Suzanne, I know that you are a self-sufficient person who doesn't like to ask for help, but in this case, your visit to the GP may require you to be extremely specific as to what you want (district health nurse referral); don't try to be controlled and calm, get upset if any obstacles are put in your way. Unfortunately, if you are controlled and calm, they are going to assume you are coping alright without help. Show them that you are not.
Take a break...while I take care of your home, your block, your pets, your stock!  PM me...
There is no reason for anyone to be in that much pain. I would seriously question her GP, her hospital Dr and hospice if that was allowed to happen. Having spent hundreds of hours sitting in hospice, Auckland Hospital and the cancer clinic, I never saw anyone screaming in pain like that, let alone someone who was left to suffer.
If you have family who can help care for a patient, then hospice do encourage you to do the caring at home - their beds are usually full of people who have no-one to help them at all, not even family. Also, most people would prefer to be at home with their loved ones, than stuck in some place with strangers, but feel scared they will die - this is totally understandable and it is very frightening, but having gone through it, I believe they are right.
Here is just some of what anyone - no matter what their income - is entitled to.
1. Pain medication - sometimes you must insist, and it's hard because we all think Drs know best, but this isn't always true.
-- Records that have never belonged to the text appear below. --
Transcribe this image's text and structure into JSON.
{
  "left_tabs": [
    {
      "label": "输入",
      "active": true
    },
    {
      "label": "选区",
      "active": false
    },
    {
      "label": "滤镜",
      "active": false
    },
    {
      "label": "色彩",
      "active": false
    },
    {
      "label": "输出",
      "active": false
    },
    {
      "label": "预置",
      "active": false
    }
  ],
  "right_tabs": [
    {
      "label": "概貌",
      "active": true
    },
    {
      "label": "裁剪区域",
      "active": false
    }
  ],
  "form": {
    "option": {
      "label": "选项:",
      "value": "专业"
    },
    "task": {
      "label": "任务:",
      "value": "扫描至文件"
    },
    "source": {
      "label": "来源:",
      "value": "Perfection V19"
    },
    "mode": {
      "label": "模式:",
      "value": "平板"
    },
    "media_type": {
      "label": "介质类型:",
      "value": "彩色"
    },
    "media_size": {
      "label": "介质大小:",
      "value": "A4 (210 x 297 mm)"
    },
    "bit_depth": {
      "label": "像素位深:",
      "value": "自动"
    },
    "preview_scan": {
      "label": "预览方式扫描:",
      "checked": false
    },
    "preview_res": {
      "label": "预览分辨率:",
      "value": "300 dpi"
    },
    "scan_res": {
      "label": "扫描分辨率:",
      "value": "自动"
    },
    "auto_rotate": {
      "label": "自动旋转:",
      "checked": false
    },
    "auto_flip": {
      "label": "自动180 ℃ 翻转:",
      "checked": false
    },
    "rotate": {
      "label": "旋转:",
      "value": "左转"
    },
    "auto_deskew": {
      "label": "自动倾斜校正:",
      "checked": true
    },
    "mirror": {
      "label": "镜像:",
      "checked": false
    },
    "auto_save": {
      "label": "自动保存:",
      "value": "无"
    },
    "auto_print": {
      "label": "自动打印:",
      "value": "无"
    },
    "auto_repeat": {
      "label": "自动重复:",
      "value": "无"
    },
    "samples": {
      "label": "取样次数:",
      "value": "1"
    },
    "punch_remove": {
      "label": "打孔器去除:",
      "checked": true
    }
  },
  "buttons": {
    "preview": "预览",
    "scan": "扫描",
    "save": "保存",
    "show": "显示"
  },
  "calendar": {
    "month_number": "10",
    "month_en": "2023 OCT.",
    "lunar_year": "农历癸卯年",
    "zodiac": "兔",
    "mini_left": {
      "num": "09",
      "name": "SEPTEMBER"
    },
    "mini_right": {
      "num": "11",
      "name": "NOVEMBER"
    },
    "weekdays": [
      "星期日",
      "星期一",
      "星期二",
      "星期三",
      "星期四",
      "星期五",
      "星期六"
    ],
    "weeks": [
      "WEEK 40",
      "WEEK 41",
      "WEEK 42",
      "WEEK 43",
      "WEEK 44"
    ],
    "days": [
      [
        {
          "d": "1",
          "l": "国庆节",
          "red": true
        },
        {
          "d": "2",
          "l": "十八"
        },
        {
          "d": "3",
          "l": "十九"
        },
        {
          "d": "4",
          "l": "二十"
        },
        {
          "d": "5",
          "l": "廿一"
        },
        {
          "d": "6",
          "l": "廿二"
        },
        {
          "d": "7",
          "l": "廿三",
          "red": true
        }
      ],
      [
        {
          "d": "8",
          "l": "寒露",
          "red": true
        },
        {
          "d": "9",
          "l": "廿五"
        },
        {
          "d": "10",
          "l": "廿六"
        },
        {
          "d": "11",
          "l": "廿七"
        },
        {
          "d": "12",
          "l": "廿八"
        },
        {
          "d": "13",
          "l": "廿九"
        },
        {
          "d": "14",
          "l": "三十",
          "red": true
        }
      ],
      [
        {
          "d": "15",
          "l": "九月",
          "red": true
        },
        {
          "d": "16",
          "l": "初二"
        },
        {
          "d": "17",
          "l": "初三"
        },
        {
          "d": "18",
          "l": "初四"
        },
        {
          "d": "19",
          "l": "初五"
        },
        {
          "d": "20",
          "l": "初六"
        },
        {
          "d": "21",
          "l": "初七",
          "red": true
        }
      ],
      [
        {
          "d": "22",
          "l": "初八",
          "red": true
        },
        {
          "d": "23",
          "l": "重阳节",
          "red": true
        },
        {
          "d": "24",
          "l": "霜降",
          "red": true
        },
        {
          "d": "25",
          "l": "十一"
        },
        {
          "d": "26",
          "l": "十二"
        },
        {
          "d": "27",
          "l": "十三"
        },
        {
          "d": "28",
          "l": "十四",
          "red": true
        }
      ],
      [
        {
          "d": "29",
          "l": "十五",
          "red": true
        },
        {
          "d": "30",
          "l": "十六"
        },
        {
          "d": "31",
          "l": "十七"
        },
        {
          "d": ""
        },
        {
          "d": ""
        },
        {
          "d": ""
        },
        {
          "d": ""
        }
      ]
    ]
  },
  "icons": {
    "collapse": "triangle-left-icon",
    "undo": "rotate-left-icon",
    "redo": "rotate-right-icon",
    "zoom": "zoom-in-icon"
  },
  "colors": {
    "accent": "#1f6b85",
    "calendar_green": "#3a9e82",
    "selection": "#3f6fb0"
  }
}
If you insist, you will get pain medication. If you have a family member who can be your advocate, all the better. Any pain is unacceptable, and if a nurse or Dr won't help, then keep insisting until someone does. This worked every time for my cousin. Some of these drugs caused nausea - there are drugs for that too, insist on them.
2. Talk to your GP - don't assume they know what is going on, files and updates can take ages to get from hospital to your GP. It is your GP who will get you the all-important referral to the District Health Nurse. You must TELL THEM you need this referral. Some Drs rarely deal with people who have cancer and often don't know what to do - so tell them precisely what you need.
3. Get a patient number from the District Health Nurse - I can't remember its official name but this number will mean you get help from hospice nurses (for free) who come out into the community, and also discounts on medications (not all, but 99%).
4. Don't take no for an answer - I know it's the last thing you feel like doing when you are sick or caring for a sick person. But please know, that while our health system has many faults, it also has great benefits and you are entitled to help, no matter what your income. It may not be money, but it will be things you need.
5. Hospice isn't just for near-death cases. There are district and hospice nurses who go out into the community every day to help cancer patients at all stages, from getting special beds, to toilet chairs, to bathing chairs, to arranging pick-ups, people who can help you bathe someone who is bed-ridden. Most importantly, they give patients and caregivers the moral support they need.
Simkin;182526 wrote: I'm sorry - I didn't want to scare or offend anyone - my friend's mother didn't have cancer - she had dementia and something in her stomach area. And she was not considered to be terminally ill.
No offence taken at all, nor was any intended in return. It's just when you're going through this stuff, there are important places to turn to for help, and hospice is definitely a good place to find helpful people.
So sorry to read that you're not getting the help you and hubby so desperately need.
Like Terralee, I feel you'd be getting more help if you were on a benefit but..... folks, if Suzanne handed her notice in, wouldn't she have to wait ages to actually get a benefit? There is a stand down period of 10 weeks, isn't there? Also, would Winz have her chasing up new employment from the day she approached them? I'd like to suggest getting the sack from work but it would bring about the same situation, wouldn't it?
Our public health system stinks but I've known it to be worse under other governments. Surely there must be some outfit that can help Suz and her hubby.